While walking to Helen’s one Sunday night, I noticed a spotlight shining down on a cart surrounded by hunchbacked foreigners. As I walked closer and closer, I could see flashes of shrink-wrapped books between the masses. I tried to wedge myself in through the crowd but was dragged on by my classmates towards our final destination. Although not before I managed to catch a glimpse of a blue bound book with the silhouette of a dancing army general in red. My heart jumped at the sight for my hands had run over and over this cover countless of times in high school and college. It was Catch-22. I promised myself that I would return to the cart after our night of revelry was over, but by the time we made our way back to the bus stop the portable stall had moved on. At first, fear struck my heart because I thought that I had missed my one and only chance at being reunited with something I loved. I returned to my dorm with a trodden heart, promising myself to return at the next possible chance.

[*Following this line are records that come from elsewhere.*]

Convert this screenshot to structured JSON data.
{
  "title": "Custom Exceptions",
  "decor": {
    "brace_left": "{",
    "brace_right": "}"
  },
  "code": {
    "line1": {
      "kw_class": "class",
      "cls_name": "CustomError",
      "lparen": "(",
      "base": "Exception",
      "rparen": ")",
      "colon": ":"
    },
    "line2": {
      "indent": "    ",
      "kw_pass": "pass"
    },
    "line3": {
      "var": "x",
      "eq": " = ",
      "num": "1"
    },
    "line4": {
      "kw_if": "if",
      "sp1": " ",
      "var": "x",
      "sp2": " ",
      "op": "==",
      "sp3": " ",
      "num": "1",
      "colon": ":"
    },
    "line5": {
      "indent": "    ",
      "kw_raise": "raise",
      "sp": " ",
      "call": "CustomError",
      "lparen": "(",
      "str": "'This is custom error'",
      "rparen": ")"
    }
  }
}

The next day, I frantically returned to the exact same place in Wudaokou in an attempt to find my little English haven. I must have walked up and down the strip three or four times before I noticed a small Chinese woman hobbling down the sidewalk with a green tarp covered stall. On a suspicion, I followed this woman for a few yards before she stopped, lifted the tarp off the stall, and revealed her literary goldmine to me. I happily picked out my copy of Catch-22 and strolled to the bus stop. I tore the shrink-wrapping cover off the book with glee only comparable to a child’s first memorable Christmas, except this was my only present. As I read on the bus, I could feel my stress about Chinese melt away while the story of Captain Yossarian rejuvenated my over used brain. Although not more than three chapters into the book, pages started to fall from the binding, which was a sore reminder that things could never be the same here in China. In a way, this trip has allowed me to better appreciate my English Literature major.
After taking three English classes per semester in the fall and spring of my junior year, I thought I was sick of English and would be glad to have a reprieve of my daily hundred pages of reading. But I was wrong. I will come out of this trip with a better respect as to what the English Language has to offer me. No longer will I leave books unfinished or characters unanalyzed because I now realize how lucky I am to love something as much as English and should get the most of my education before I graduate in the spring. I fell back in love with something here, but it wasn’t the thing I was expecting.